The U.S. has seen its third case of the MERS virus this past month. Despite showing no symptoms, an Illinois man was diagnosed with the virus on May 2, his infection proving unique: he is the first person to have contracted the virus in the U.S., which is already prevalent in the Middle East.

The Center for Disease Control and Prevention (CDC) has already begun to issue public warnings regarding the virus and its prevention methods. Yet while CDC response team leader, Dr. David Swerdlow, sees no immediate threat as the disease has had “no sustained transmission” in the U.S. like other viruses such as the flu, MERS is proving to spread rapidly overseas. According to Reuters, about 30 percent of those infected with the virus have died.

While we still know little regarding the origin of the MERS virus, it is characterized as a “severe, acute viral respiratory illness caused by MERS-CoV, a beta coronavirus,” meaning that, according to the CDC, most people will at some point in their life contract the virus. Spread person-by-person, the illness — for which there is still no vaccine  — is on the rise, and while it has not yet been characterized by the CDC as a global health emergency, the virus is continuing to result in an increasing number of fatalities.

While cases of the virus have emerged in nations of varying degrees of wealth, including Egypt, the Netherlands and Jordan, by far the worst-hit country has been its originator, Saudi Arabia.
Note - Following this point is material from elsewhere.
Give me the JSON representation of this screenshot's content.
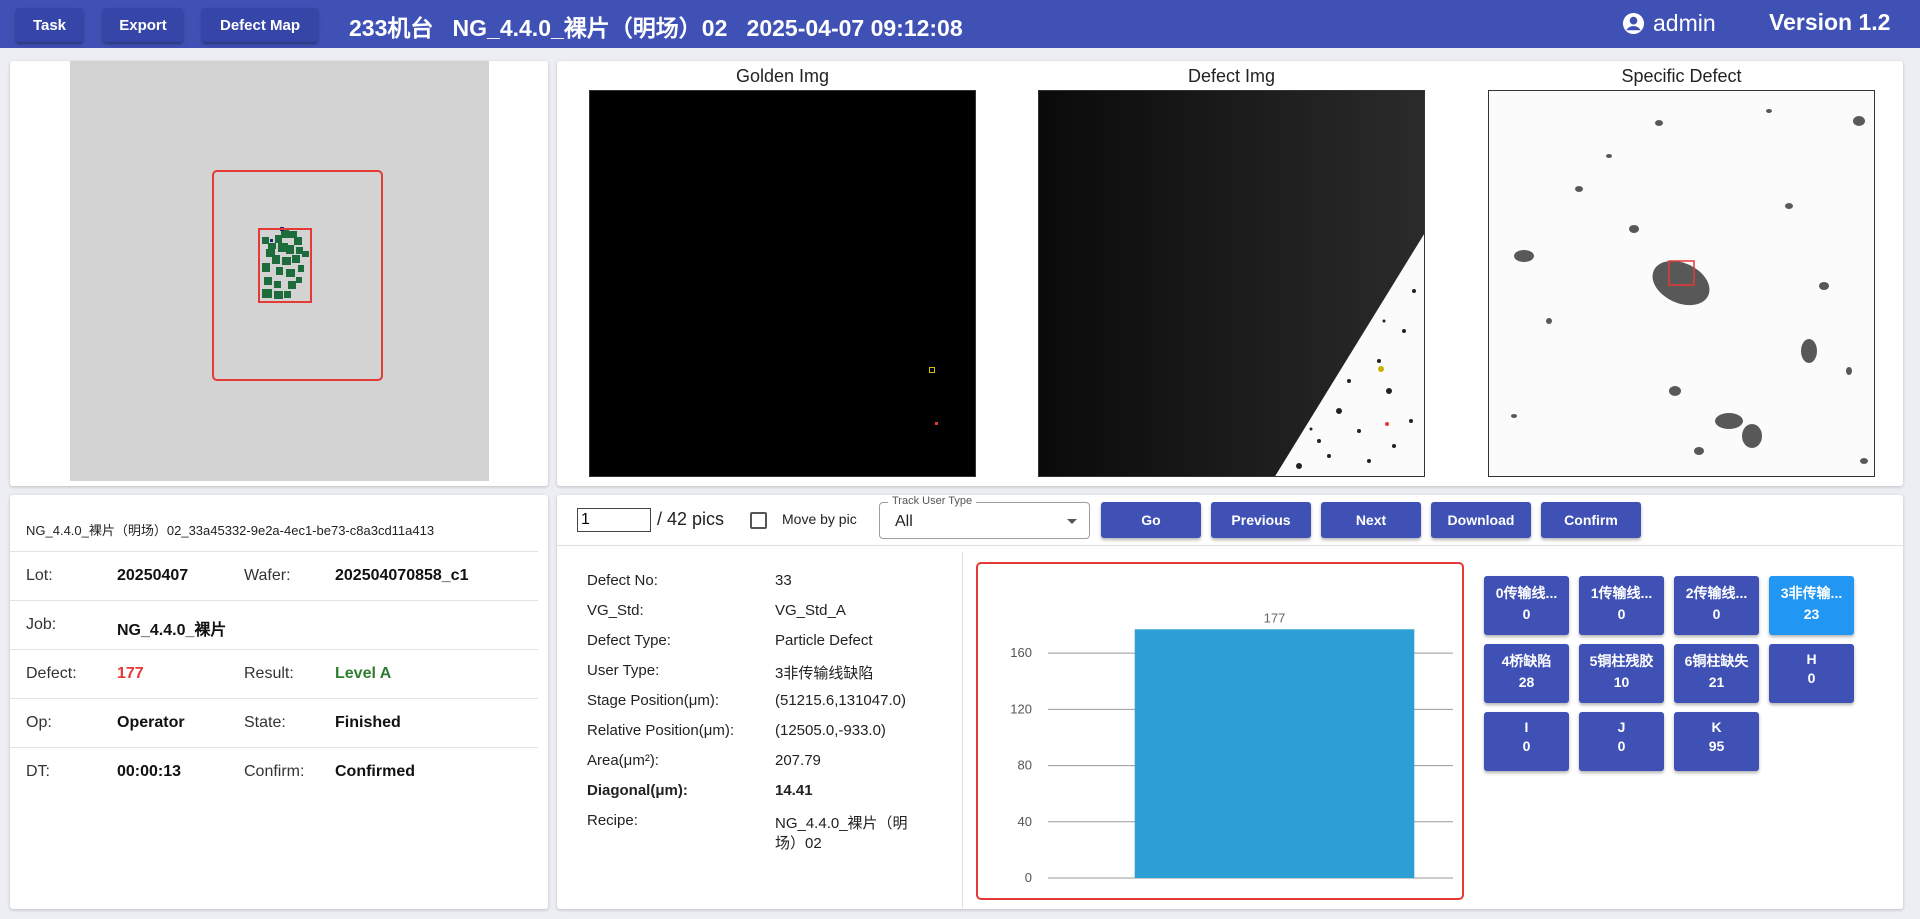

Deaths in Saudi Arabia as a result of the MERS virus have hit a whopping 163 as of May 17. Yet while the country — known for its vast oil wealth and a relatively strong GDP placement compared to other nations  — may not be the most prime example of impoverishment, a startling 20 percent of the nation’s population is still, almost secretly, living in poverty. Crippled by impoverished conditions, the world’s poor may be among those most at risk of contracting the severe virus.

While the future for the virus is still relatively unknown, appropriate actions by the CDC are being put into place in order to ensure proper combativeness in case of a pandemic. Forced now to wait and see the true effects of the virus characterized as a “deadlier, less transmissible cousin of the SARS virus,” the CDC ensures that they are prepared for whatever the outcome.

– Nick Magnanti

Sources: CNN, Al Jazeera, TIME 1, Washington Post, Public News Service, AL, Boston, TIME 2
Photo: ICCS